The group spent two days in Waimea
and two days in Hilo, with the high point taking place on Wednesday at the
summit of Mauna Kea. The students toured four facilities, stayed for sunset,
and enjoyed the rise of a very full moon. Prior to their visit, the students listened
to Kepa Maly, historian and resource specialist, about the cultural
significance of Mauna Kea, a sacred place for many and a unique place to be
respected by all. As they acclimatized at Hale Pohaku, Kimo Pihana, a Mauna Kea
park ranger and Hawaiian cultural practitioner, "talked story" with the
"The Akamai program is introducing
the exciting fields of astronomy and engineering to student’s career choices,"
said Dr. Claire Max, deputy director of the Center for Adaptive Optics at the
University of California at Santa Cruz.
Sixteen of the seventeen students who participated in the
Akamai Observatory Short Coarse are Hawaii state residents; five are from the
University of Hawaii at Hilo, four are attending college on the mainland, three
are from Maui Community College and five are from elsewhere in the state who
are interested in a potential observatory career.
"We are pleased that we had a
high percentage of local students participating. One of our goals is for kids
to get personal view of life at observatories," said Sarah Anderson from
W. M. Keck Observatory.
During the Akamai course, the
emphasis was on interactive learning and discovery, as well as exposing the
students to the wide range of skills and people needed to power the world-class
research of Mauna Kea’s observatories.
"The Akamai program is designed to
be the first step for observatory internship training programs, to give the
students a hands-on sense of the full breadth of opportunities available," Max
" It’s exciting to hear from all the different people," said one student.
"The inquiry project gave me a
sense of power over what I wanted to know, and it made me want to know more.
It’s empowering," said Mari Okami, a Waimea resident and an engineering
major in her sophomore year at Columbia University in New York City.
Various Hawaii Island observatory
internship programs, administered by the Center for Adaptive Optics, CFHT,
Gemini North, the Institute for Astronomy, Lawrence Livermore National
Laboratory, the Submillimeter Array or the W. M. Keck Observatory, will sponsor
more than dozen student internships at observatories this summer.
For the past decade, Mauna Kea
observatories like Keck and Gemini have been sponsoring both high-school
students during the school year and college students during the summer, paying
salaries, providing guidance and even helping with performance reviews for the

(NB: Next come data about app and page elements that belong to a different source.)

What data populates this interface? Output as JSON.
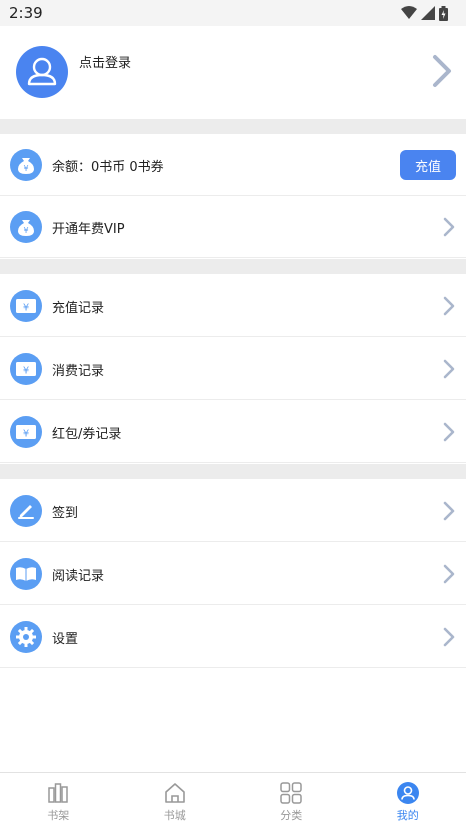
{
  "status_bar": {
    "time": "2:39"
  },
  "profile": {
    "login_text": "点击登录"
  },
  "account": {
    "balance_text": "余额：0书币  0书券",
    "recharge_label": "充值",
    "vip_label": "开通年费VIP"
  },
  "records": [
    {
      "label": "充值记录"
    },
    {
      "label": "消费记录"
    },
    {
      "label": "红包/券记录"
    }
  ],
  "misc": [
    {
      "label": "签到"
    },
    {
      "label": "阅读记录"
    },
    {
      "label": "设置"
    }
  ],
  "tabbar": {
    "tabs": [
      {
        "label": "书架",
        "icon": "bookshelf-icon"
      },
      {
        "label": "书城",
        "icon": "home-icon"
      },
      {
        "label": "分类",
        "icon": "category-icon"
      },
      {
        "label": "我的",
        "icon": "profile-icon",
        "active": true
      }
    ]
  },
  "colors": {
    "accent": "#4a84f0",
    "icon_bg": "#5b9ef3",
    "divider": "#ececec"
  }
}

"The trend toward offering more
opportunities to students, especially to students from under-represented groups
in science, is strong and growing stronger among the Mauna Kea observatories,"
said Le Mignant.
"That’s the beauty of the Akamai
course," he said. "It gives students the opportunity to learn the basics of the
highly technical skills and concepts used daily at astronomical observatories.
Perhaps for the first time they understand the range of skills needed and
realize they can master them."
"This course is extremely helpful
in learning about observatories in a way that I never knew before," said
"We hope to enlist participation from even more
observatories in future years," said Lisa Hunter of the Center for Adaptive
Optics. "Internships provide students with the skills, motivation, and mentors
needed to be successful in scientific and technical careers. The Akamai short
course brings together the observatories and gets local students ready for a
successful internship experience. By pooling our resources more students can
"We all need to do more," Max said. "We all
have a responsibility to increase opportunities in science and
engineering careers for the young people of Hawaii. This new course is a great
"We all need to do more," Max said.
"We all have a responsibility to increase opportunities in science and
engineering careers for the young people of Hawaii.
This new course is a great first step."
"If you have the talent, the will,
and the opportunity, any person from any background can
succeed in astronomy or engineering," said Dr. Jerry Nelson,
director of the Center for Adaptive Optics, a co-sponsor of the Akamai project.
"This short course literally opened
my wings and allowed me to reach for the stars," said student Noah Luis.